The Southern mustard greens in my community garden plot have been so productive that I almost can't keep up...almost.
For the harvest pictured above, I made a frittata. After giving them a 20-minute soak in a sink full of water to wash and refresh them, I briefly blanched them as whole leaves in a big pot of lightly-salted water. Once they started to wilt (it only takes a minute), I removed the leaves from the boiling water and ran them under cool water to halt the cooking, making them cool enough to touch. I squeezed the excess water out, chopped them on my cutting board, and set them in a container in the fridge. It was Thursday morning and I had to leave for work; the rest would wait for Saturday for brunch at home.
On Saturday morning, I warmed about a cup of the prepared greens in my biggest non-stick pan, which I had already lightly coated with olive oil. You could add other ingredients here if you wanted to, as fritattas are great for using up leftovers: diced baked potato, cooked chickpeas, and/or cooked ham would be lovely as would fresh herbs. Just be sure to resist the urge to pack it full of goodness, as you want a relatively-thin layer of filling. There needs to be space for the egg to intermingle and coagulate around your ingredients or the frittata will not set properly.
Once the greens started to sizzle and become fragrant (medium heat), I poured 6 beaten eggs all over them and reached for the feta cheese, which I crumbled on top. When the eggs started to set around the edges, I moved the entire contraption to under the broiler to finish the cooking, making it brown and bubbly on top.

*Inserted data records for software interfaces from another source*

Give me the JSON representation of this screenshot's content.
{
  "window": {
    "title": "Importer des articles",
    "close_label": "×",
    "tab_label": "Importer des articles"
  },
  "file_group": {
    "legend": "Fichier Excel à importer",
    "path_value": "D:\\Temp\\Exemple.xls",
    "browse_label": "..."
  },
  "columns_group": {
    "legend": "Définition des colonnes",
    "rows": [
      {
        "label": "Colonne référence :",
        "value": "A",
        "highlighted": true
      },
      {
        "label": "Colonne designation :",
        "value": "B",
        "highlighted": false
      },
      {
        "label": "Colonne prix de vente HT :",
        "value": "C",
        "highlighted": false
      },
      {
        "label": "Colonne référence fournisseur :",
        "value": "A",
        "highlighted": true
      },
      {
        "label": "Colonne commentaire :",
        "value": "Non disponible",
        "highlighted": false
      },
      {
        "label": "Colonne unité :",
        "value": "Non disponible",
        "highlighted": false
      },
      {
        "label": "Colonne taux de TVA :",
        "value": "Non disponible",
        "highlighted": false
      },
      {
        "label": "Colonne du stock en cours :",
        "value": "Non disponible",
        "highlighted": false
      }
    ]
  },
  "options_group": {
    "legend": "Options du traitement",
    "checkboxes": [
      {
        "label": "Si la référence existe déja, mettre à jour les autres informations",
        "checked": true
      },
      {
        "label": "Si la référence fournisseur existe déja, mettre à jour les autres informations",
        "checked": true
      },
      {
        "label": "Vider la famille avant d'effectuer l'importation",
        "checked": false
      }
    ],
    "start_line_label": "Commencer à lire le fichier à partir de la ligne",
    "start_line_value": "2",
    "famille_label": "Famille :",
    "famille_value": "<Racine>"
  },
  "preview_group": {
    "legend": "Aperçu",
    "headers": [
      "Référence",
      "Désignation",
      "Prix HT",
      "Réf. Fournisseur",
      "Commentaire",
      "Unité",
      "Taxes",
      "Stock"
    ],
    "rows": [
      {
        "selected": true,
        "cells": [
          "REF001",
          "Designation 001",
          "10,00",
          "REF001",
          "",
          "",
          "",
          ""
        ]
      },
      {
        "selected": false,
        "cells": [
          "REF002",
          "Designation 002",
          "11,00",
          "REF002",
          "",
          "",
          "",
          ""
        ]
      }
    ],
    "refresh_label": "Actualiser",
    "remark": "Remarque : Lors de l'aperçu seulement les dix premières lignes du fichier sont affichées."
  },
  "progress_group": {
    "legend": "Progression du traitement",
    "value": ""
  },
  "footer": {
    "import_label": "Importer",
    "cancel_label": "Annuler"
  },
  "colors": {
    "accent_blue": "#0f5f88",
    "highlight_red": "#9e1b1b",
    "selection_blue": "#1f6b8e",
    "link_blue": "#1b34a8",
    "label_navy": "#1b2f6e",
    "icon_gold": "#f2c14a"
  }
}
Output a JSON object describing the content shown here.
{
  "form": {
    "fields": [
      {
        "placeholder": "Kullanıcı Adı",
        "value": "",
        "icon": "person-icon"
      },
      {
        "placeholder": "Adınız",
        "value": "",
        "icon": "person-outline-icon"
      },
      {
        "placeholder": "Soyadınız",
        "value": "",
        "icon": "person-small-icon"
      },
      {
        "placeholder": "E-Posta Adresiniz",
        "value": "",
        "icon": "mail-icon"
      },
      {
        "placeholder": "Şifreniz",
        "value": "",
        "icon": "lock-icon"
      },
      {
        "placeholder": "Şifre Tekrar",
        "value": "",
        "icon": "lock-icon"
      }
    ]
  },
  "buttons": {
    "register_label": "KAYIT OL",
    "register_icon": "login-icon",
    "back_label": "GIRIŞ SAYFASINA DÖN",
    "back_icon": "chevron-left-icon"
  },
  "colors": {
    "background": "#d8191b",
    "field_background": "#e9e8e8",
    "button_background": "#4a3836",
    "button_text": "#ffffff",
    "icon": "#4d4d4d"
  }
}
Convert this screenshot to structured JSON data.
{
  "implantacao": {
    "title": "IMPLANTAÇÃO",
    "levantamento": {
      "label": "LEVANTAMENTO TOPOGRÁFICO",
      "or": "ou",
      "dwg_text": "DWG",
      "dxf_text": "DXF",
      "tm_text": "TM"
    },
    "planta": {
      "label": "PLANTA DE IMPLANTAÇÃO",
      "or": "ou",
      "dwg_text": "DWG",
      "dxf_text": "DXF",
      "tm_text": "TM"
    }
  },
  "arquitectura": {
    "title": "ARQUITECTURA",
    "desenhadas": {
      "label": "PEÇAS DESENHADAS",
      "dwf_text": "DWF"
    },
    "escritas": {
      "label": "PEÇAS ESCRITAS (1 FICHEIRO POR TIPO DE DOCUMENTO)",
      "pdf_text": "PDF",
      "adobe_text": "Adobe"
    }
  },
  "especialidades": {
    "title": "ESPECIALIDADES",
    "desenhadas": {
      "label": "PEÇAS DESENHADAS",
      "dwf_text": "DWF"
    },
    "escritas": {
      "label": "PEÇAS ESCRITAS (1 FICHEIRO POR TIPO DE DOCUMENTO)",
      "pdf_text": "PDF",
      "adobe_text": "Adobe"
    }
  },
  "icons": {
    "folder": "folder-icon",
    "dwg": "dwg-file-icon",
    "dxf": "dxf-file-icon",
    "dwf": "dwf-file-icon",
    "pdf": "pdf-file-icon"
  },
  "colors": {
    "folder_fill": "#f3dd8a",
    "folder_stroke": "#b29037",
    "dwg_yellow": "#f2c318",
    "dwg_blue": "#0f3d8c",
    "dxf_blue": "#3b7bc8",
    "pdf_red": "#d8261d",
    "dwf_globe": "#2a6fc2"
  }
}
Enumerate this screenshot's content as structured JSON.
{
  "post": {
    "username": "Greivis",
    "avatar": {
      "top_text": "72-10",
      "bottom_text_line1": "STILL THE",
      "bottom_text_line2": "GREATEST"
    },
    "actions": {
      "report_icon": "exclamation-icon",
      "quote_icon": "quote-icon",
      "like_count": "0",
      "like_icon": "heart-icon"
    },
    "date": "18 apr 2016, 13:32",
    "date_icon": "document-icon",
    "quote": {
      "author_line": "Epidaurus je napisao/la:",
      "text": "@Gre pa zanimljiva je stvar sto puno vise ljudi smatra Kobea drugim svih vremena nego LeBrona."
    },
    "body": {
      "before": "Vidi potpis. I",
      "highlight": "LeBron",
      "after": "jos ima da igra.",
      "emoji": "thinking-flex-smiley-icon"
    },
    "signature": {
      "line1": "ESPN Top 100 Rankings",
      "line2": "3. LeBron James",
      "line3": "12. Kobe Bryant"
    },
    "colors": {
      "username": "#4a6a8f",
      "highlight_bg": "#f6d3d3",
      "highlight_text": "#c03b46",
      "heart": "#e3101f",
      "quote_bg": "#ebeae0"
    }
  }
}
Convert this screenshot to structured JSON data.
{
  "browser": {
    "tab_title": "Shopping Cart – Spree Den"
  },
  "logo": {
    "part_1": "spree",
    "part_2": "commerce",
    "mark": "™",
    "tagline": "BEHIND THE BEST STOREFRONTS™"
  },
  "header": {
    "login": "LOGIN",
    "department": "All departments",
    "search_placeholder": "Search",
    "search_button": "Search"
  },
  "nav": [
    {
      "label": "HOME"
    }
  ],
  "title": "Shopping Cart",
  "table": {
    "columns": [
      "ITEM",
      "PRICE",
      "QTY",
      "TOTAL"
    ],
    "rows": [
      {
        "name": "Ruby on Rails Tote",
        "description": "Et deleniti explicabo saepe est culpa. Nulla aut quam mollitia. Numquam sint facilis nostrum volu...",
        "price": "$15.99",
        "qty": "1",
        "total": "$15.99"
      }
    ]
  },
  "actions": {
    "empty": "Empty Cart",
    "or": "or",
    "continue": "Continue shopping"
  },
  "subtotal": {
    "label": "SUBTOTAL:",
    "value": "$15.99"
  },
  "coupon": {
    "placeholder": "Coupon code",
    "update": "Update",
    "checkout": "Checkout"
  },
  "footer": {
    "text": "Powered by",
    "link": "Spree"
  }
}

Allow the frittata to cool for a few minutes before cutting it into wedges as you would a pizza. Top with hot sauce according to your taste and enjoy.